Manulife Investment Management company Hancock Natural Resource Group announced today the acquisition of 89,800 acres of forested land in Maine, classified as an impact-first investment.
The acquisition follows a set of climate goals launched earlier this year by Manulife, including a commitment to target net zero portfolio emissions by 2050, and plans to continue growing its green investments portfolio.
Sarah Chapman, Global Chief Sustainability Officer at Manulife, said:
“We are pleased to have the opportunity to acquire a significant impact-first asset which continues the execution of our climate action plan we shared in May when we committed to accelerate the development of investment strategies for those interested in natural climate solutions that capture even more carbon per dollar invested.”
The company stated that the acquisition is an opportunity to integrate natural climate solutions into its investment decisions.
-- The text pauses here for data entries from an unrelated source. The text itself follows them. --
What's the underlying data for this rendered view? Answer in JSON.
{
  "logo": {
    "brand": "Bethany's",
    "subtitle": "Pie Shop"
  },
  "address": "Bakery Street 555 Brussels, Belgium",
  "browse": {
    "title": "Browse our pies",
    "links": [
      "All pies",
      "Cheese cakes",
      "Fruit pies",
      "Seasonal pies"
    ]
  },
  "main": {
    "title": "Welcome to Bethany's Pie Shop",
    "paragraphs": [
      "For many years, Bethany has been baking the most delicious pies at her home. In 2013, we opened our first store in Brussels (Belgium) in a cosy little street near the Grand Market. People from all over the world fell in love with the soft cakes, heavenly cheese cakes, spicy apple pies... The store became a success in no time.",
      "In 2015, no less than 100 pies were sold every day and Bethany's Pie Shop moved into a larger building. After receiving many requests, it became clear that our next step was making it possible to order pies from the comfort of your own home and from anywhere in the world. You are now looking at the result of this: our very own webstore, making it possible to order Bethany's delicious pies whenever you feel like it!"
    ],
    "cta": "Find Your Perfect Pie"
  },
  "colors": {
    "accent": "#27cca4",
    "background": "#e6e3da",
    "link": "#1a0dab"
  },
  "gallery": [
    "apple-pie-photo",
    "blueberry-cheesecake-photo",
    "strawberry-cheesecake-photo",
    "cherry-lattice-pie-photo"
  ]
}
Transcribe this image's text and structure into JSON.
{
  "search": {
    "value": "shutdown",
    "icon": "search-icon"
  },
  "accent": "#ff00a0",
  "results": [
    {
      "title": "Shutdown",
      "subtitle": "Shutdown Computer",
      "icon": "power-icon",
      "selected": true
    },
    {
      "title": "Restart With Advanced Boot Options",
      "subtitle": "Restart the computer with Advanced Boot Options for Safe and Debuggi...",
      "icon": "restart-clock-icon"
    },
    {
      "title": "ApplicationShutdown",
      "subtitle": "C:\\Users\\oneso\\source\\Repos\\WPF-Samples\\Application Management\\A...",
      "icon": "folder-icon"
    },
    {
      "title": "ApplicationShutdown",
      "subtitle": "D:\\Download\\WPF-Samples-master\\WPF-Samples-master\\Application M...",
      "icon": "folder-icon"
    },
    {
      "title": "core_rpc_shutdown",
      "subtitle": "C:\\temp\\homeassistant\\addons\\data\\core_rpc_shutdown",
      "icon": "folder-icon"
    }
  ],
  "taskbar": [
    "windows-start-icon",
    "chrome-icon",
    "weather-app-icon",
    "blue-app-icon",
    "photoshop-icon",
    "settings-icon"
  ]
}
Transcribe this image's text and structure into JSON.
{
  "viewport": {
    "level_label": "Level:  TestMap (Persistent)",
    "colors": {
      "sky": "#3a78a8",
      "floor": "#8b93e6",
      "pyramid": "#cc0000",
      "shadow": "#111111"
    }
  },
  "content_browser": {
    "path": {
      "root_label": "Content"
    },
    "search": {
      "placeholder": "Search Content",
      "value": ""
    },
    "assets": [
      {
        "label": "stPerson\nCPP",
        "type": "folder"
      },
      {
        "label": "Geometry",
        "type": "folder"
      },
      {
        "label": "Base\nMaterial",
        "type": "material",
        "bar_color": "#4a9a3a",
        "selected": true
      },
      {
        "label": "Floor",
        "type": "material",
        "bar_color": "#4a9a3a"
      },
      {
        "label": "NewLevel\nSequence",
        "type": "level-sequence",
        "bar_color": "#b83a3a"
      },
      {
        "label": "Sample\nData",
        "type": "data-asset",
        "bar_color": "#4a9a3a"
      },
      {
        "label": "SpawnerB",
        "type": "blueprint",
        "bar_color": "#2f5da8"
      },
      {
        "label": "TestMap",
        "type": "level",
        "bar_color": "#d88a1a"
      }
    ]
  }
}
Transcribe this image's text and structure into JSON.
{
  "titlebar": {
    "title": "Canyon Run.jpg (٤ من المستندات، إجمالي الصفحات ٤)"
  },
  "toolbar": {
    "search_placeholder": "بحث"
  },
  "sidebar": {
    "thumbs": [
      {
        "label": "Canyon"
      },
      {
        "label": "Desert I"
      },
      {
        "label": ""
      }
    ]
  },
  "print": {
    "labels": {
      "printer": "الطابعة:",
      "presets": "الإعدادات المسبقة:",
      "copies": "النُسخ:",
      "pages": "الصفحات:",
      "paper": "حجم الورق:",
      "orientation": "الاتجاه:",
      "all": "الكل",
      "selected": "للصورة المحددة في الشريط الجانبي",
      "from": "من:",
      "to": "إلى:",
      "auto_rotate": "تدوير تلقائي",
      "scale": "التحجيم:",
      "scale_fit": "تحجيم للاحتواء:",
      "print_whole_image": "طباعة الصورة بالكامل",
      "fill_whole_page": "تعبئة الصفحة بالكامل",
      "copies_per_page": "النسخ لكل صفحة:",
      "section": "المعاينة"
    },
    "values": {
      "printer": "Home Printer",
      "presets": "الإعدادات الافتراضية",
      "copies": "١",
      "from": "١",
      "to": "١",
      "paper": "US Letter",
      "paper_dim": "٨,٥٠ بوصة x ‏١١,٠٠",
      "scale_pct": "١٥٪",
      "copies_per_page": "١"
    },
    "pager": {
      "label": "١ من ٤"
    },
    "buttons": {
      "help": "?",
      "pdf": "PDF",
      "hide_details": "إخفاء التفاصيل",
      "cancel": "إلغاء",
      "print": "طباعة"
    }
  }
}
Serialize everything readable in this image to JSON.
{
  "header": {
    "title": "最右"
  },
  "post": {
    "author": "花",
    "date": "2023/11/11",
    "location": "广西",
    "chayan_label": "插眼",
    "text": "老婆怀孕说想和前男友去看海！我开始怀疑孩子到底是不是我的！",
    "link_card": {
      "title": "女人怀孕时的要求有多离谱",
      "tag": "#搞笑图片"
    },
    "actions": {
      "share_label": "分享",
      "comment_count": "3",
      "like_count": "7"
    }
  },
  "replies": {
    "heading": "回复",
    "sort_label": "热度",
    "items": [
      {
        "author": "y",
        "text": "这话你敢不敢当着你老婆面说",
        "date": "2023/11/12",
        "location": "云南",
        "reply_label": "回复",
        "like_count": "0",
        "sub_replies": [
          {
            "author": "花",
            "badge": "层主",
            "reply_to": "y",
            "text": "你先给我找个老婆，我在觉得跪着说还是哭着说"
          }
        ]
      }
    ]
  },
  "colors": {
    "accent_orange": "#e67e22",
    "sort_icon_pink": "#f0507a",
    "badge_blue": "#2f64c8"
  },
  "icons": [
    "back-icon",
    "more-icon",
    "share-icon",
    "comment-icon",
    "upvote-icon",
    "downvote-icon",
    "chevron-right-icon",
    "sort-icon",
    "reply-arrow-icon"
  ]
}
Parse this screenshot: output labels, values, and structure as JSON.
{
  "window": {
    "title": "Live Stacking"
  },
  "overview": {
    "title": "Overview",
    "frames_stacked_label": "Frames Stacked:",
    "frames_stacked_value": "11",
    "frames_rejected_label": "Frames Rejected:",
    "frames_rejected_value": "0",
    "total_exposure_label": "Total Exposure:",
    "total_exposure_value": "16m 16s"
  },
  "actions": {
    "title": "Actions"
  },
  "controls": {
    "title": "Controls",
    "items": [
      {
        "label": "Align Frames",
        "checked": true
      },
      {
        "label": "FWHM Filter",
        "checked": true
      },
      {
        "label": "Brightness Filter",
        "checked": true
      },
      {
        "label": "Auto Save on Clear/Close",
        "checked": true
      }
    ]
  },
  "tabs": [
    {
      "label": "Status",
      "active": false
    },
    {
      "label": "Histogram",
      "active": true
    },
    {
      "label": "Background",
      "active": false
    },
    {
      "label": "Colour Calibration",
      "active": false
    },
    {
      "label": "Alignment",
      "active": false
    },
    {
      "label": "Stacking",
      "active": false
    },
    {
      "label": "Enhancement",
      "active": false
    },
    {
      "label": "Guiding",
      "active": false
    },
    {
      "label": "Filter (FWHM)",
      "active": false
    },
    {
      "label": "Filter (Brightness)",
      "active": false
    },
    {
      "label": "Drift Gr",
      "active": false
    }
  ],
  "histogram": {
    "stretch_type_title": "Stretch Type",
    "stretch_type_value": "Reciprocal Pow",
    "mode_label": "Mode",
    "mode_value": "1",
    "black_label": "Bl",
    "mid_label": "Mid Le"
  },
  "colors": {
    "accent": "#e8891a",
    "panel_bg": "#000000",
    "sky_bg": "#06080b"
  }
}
The timberlands will be used primarily to store carbon, and Manulife may opt to sell the carbon credits as offsets or use the carbon removals in order to meet its net zero goals.
Tom Sarno, Global Head of Timberland Investments, Manulife Investment Management, said:
“We are well-positioned to seek positive climate impact and to invest in assets to create carbon sequestration and other conservation opportunities derived from forests for the benefit of our clients. We believe impact-first investments can meet the needs of those who are interested in offsetting carbon emissions and who may value other positive environmental or social impacts as well as generating financial returns.”
The acquired property is a contiguous block of timberlands in Somerset Country, Maine, with a diverse mix of naturally regenerated spruce-fir and northern hardwood tree species. The block will be used for sustainable stewardship practices as a working forest and will be a subject to a working forest conservation easement with recreation opportunities.
According to Manulife Investment Management, its timberland and agriculture portfolios have removed averagely 2.24 million metric tons of CO2 from the atmosphere every year over the past 5 years.
Brian Kernohan, Chief Sustainability Officer, Private Markets, Manulife Investment Management, said:
“The amount of carbon a forest can store is directly proportional to the volume of timber in that forest. Advanced light detection and ranging technology for timber volumes in our forests now allow us to measure forest carbon sequestration with improved accuracy – providing investors with even more quantifiable data for carbon storage. We are committed to the proactive management and stewardship of these timberlands to help meet both return and sustainability objectives.”